  • MHT supervised weekly by study psychiatrist

  • Seen as a unique and valuable resource for patients (in a broader climate of limited access)

  • Strongly expected to be of benefit to many patients

  • Telephone communication thought to vary in appeal and feasibility for patients

  • Trusted that MHTs were qualified; some wanted more familiarity with them

  • Would have liked greater integration of MHT into their setting, more frequent and bidirectional communication to share their knowledge of the patient and his or her past treatments, or co-location to enable “warm handoffs”

Use of clinical information systems for timely dataFacilitated flow of patient- or population-level data to clinicians, e.g., via reports of patient results, case registries, reminder systems
  • Patient’s FP or NP received individual patient data monthly × 3 mo (while MHT followed patient weekly), then quarterly (while MHT followed patient monthly) for a maximum of 1 yr

  • Reports included Patient Health Questionnaire-9 score and other questionnaire scores as appropriate, a brief summary of care with MHT and any recommendations from study psychiatrist

  • Theoretically useful, but some had difficulty recalling what they received, and blinded patient randomization also made their opinions difficult to interpret

  • Could validate PCP impression, provide information not known to the PCP, or discuss referrals that were seen by the PCP as redundant or previously tried

  • Telephone contact between MHT and PCP initiated by MHT was rare and greatly appreciated when it occurred; very rarely (if ever) initiated by PCP

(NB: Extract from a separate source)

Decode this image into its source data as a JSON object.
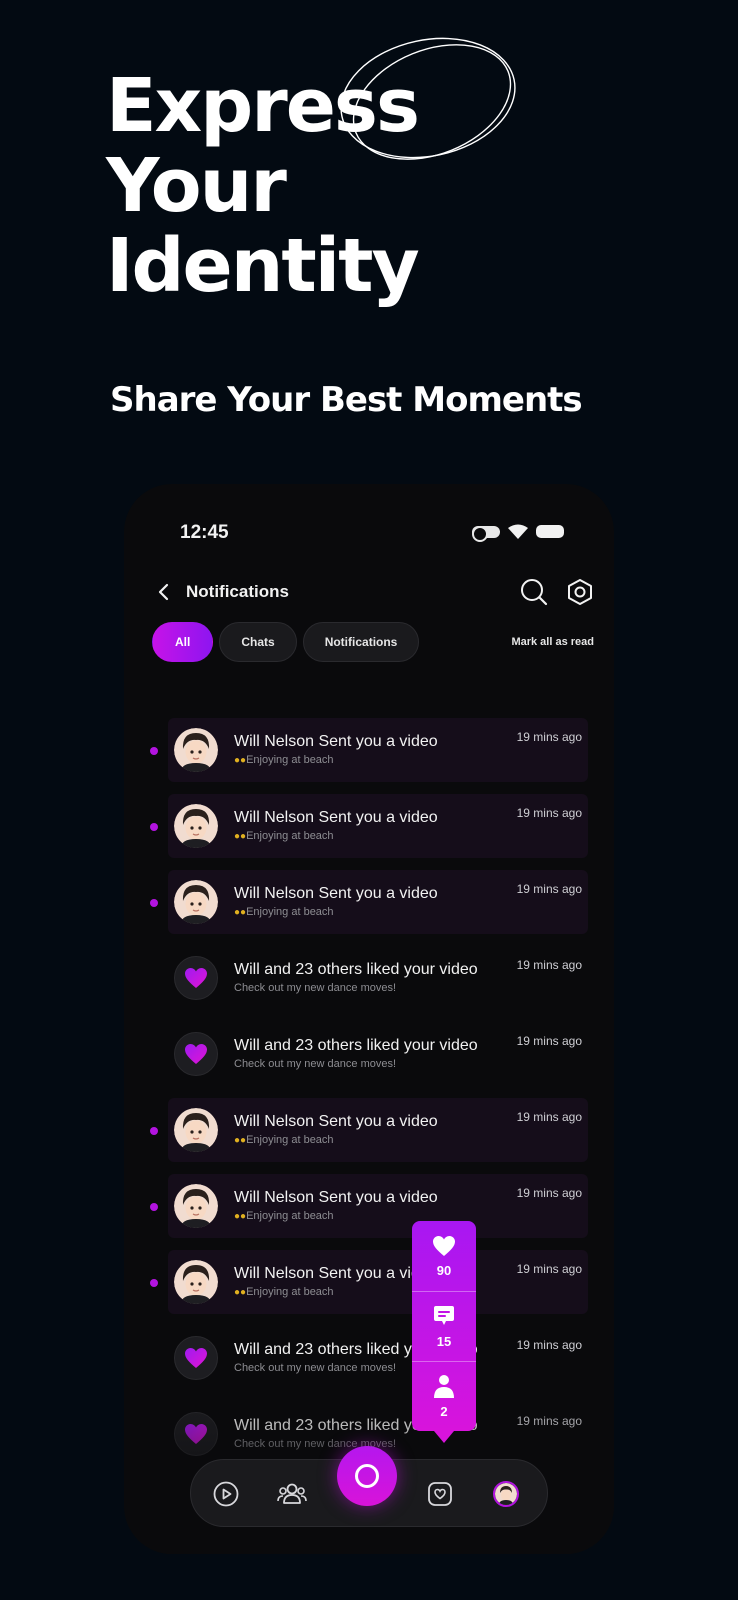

  • Rarely identified any changes to their practice as a result of receiving reports or knowing about MHT involvement (perhaps because of practice habits and small number of their patients involved with PARTNERs intervention)

Delivery system redesignTeam-based care (v. physician-only care) to provide education, self-management support, information flow and overall proactive rather than reactive care
  • Addition of MHT and study psychiatrist at a distance

  • Embraced the concept of team-based primary care for people with common mental disorders, e.g., depression, anxiety; typically identified other conditions (e.g., bipolar disorder, posttraumatic stress disorder) as appropriate for follow-up in specialty care

  • Many did not view the MHT care manager as an integrated member of the care team or a resource to the primary care setting

Decision support for health care providersOn-site or distal psychiatrist consultation to PCPs or provision of simplified clinical practice guidelines supported by clinician champions
  • Based on discussion with MHT and an algorithm, study psychiatrist provided recommendations for optimizing treatment in reports

  • Appreciated study psychiatrist recommendations but did not necessarily act on them any sooner than the next scheduled patient appointment

Linkage to community resourcesReferrals to external resources to support clinical and nonclinical needs (e.g., peer support, exercise, home care)
  • Not formally a component of PARTNERs intervention

  • Mixed perspectives on whether these may be best identified, introduced and referred to by the local primary care team versus the distal collaborative care team

Support for health care organizationsLeadership, training, staffing, informatics and other tangible resources to support adoption and implementation of collaborative care goals and practices
  • Not formally a component of PARTNERs intervention (although PARTNERs team did provide an optional initial on-site orientation to the study for local primary care teams)

  • Identified as a major gap

  • Leadership support for participation in PARTNERs varied greatly and influenced adoption and implementation

  • Lack of training and ongoing support resulted in difficulty (e.g., knowing how to introduce the study to patients, whether the study was ongoing and continuing to accept new referrals)

  • Interprofessional staff involvement (i.e., beyond physicians) would be required to facilitate more proactive care

  • Staff turnover was common and created discontinuity in knowledge of and engagement with the study

  • Informatics capabilities (e.g., searches or flags in the electronic medical record to facilitate identification of eligible patients) could assist with proactive care; again, would require interprofessional staff involvement

  • Note: FP = family physician, MHT = mental health technician, NP = nurse practitioner, PARTNERs = Primary Care Assessment and Research of a Telephone Intervention for Neuropsychiatric Conditions with Education and Resources study, PCP = primary care provider.